Assignment: When you restate the records, do so word for word and omit any picture they contain.

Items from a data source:
== Segment start ==

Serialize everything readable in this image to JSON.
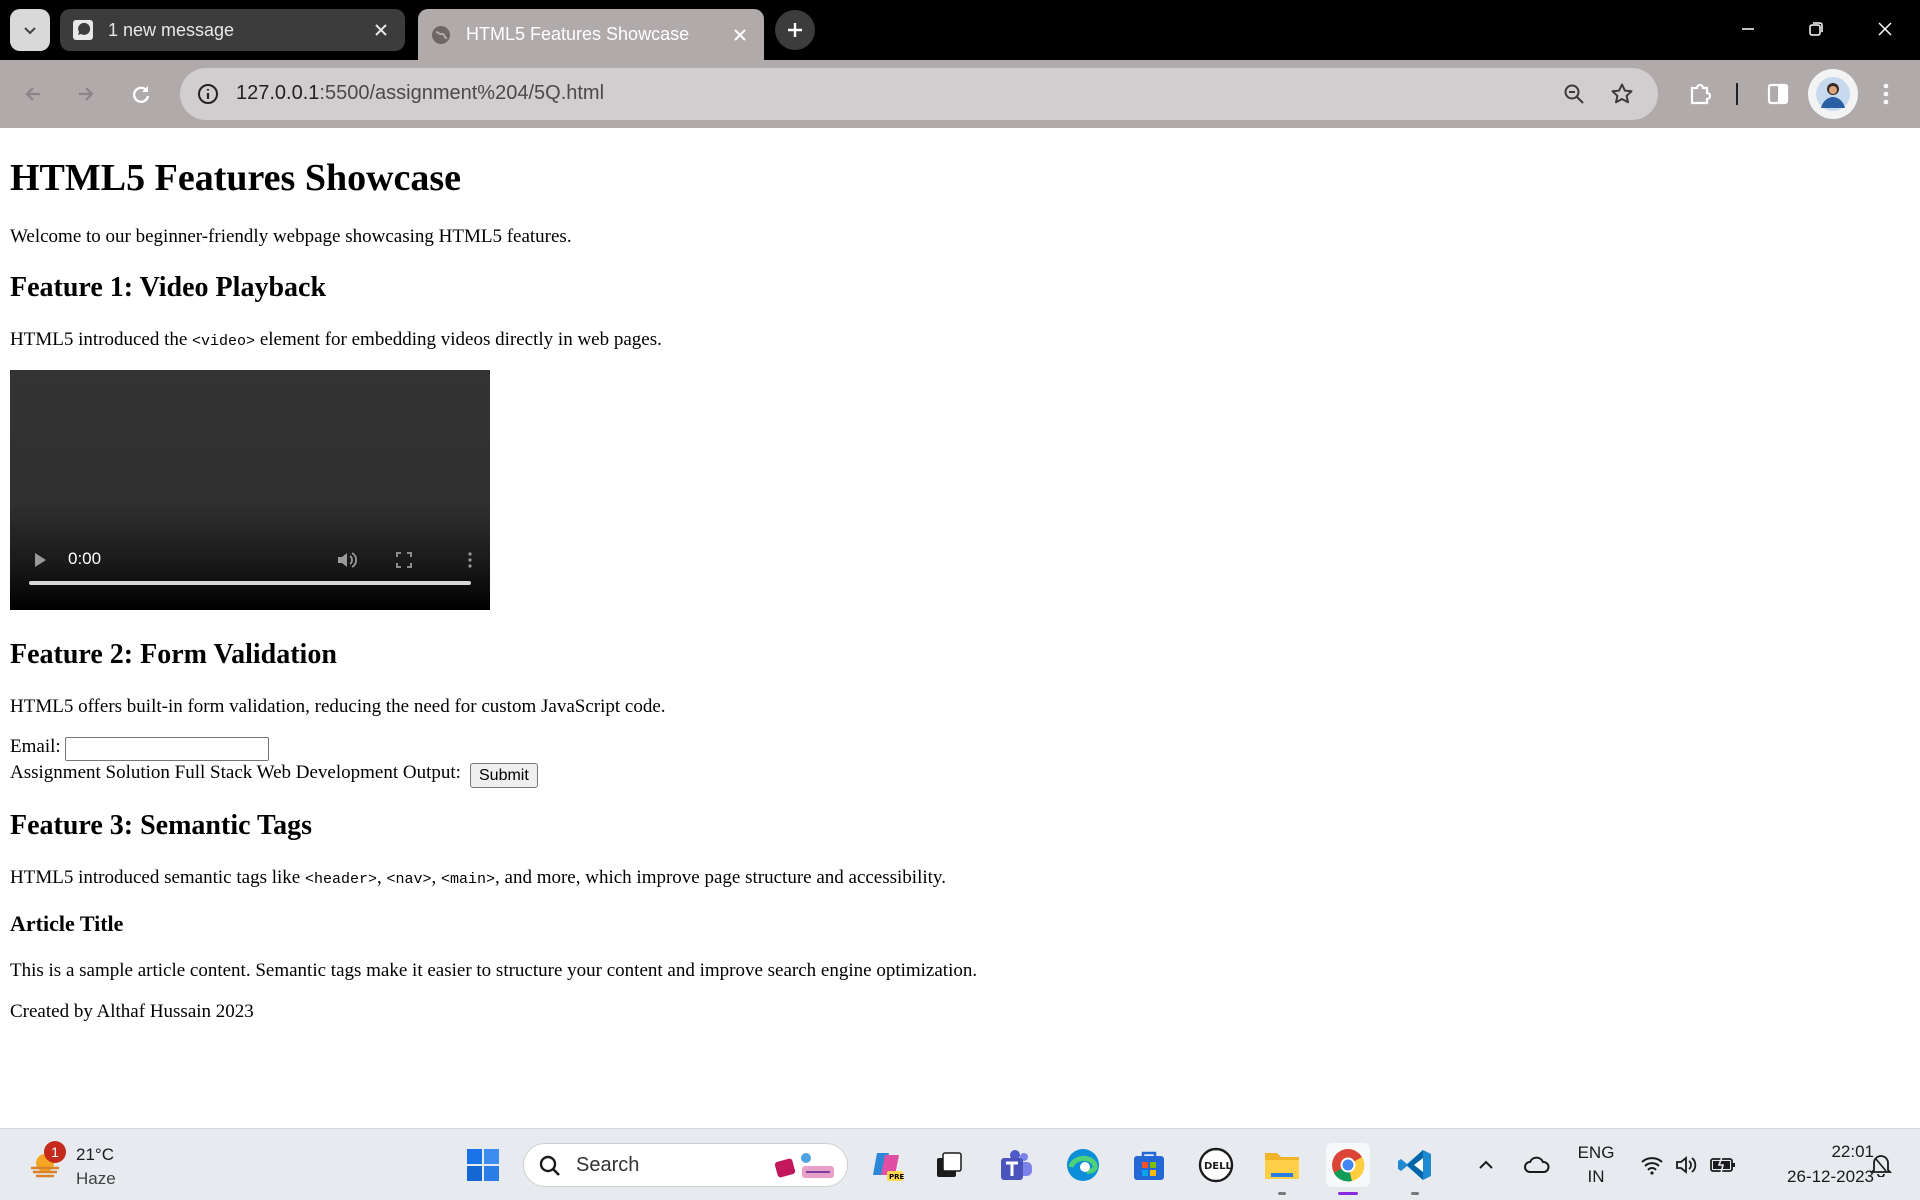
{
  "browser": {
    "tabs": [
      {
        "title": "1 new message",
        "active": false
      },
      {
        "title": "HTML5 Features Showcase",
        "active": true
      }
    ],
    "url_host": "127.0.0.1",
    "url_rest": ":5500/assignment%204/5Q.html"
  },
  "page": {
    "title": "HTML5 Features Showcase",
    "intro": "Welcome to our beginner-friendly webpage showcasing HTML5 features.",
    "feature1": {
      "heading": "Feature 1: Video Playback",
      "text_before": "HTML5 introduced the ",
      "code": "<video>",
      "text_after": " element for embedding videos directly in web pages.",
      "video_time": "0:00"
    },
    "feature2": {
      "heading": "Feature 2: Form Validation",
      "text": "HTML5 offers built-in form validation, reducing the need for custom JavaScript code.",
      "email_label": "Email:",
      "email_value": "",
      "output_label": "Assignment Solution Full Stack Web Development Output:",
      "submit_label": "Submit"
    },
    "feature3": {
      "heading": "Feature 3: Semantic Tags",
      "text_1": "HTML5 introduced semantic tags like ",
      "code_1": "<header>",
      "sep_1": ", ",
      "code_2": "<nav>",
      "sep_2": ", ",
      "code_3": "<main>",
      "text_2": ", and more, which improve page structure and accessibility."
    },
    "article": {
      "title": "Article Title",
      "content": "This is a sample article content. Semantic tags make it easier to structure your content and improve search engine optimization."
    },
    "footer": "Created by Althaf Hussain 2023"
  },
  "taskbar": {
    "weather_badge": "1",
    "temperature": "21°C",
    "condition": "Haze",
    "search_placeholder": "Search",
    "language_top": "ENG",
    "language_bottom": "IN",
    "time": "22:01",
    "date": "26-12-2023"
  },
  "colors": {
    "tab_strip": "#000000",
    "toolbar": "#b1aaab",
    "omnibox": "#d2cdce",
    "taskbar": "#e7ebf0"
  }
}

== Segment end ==

Solution for this exercise:
Serialize everything readable in this image to JSON.
{
  "browser": {
    "tabs": [
      {
        "title": "1 new message",
        "active": false
      },
      {
        "title": "HTML5 Features Showcase",
        "active": true
      }
    ],
    "url_host": "127.0.0.1",
    "url_rest": ":5500/assignment%204/5Q.html"
  },
  "page": {
    "title": "HTML5 Features Showcase",
    "intro": "Welcome to our beginner-friendly webpage showcasing HTML5 features.",
    "feature1": {
      "heading": "Feature 1: Video Playback",
      "text_before": "HTML5 introduced the ",
      "code": "<video>",
      "text_after": " element for embedding videos directly in web pages.",
      "video_time": "0:00"
    },
    "feature2": {
      "heading": "Feature 2: Form Validation",
      "text": "HTML5 offers built-in form validation, reducing the need for custom JavaScript code.",
      "email_label": "Email:",
      "email_value": "",
      "output_label": "Assignment Solution Full Stack Web Development Output:",
      "submit_label": "Submit"
    },
    "feature3": {
      "heading": "Feature 3: Semantic Tags",
      "text_1": "HTML5 introduced semantic tags like ",
      "code_1": "<header>",
      "sep_1": ", ",
      "code_2": "<nav>",
      "sep_2": ", ",
      "code_3": "<main>",
      "text_2": ", and more, which improve page structure and accessibility."
    },
    "article": {
      "title": "Article Title",
      "content": "This is a sample article content. Semantic tags make it easier to structure your content and improve search engine optimization."
    },
    "footer": "Created by Althaf Hussain 2023"
  },
  "taskbar": {
    "weather_badge": "1",
    "temperature": "21°C",
    "condition": "Haze",
    "search_placeholder": "Search",
    "language_top": "ENG",
    "language_bottom": "IN",
    "time": "22:01",
    "date": "26-12-2023"
  },
  "colors": {
    "tab_strip": "#000000",
    "toolbar": "#b1aaab",
    "omnibox": "#d2cdce",
    "taskbar": "#e7ebf0"
  }
}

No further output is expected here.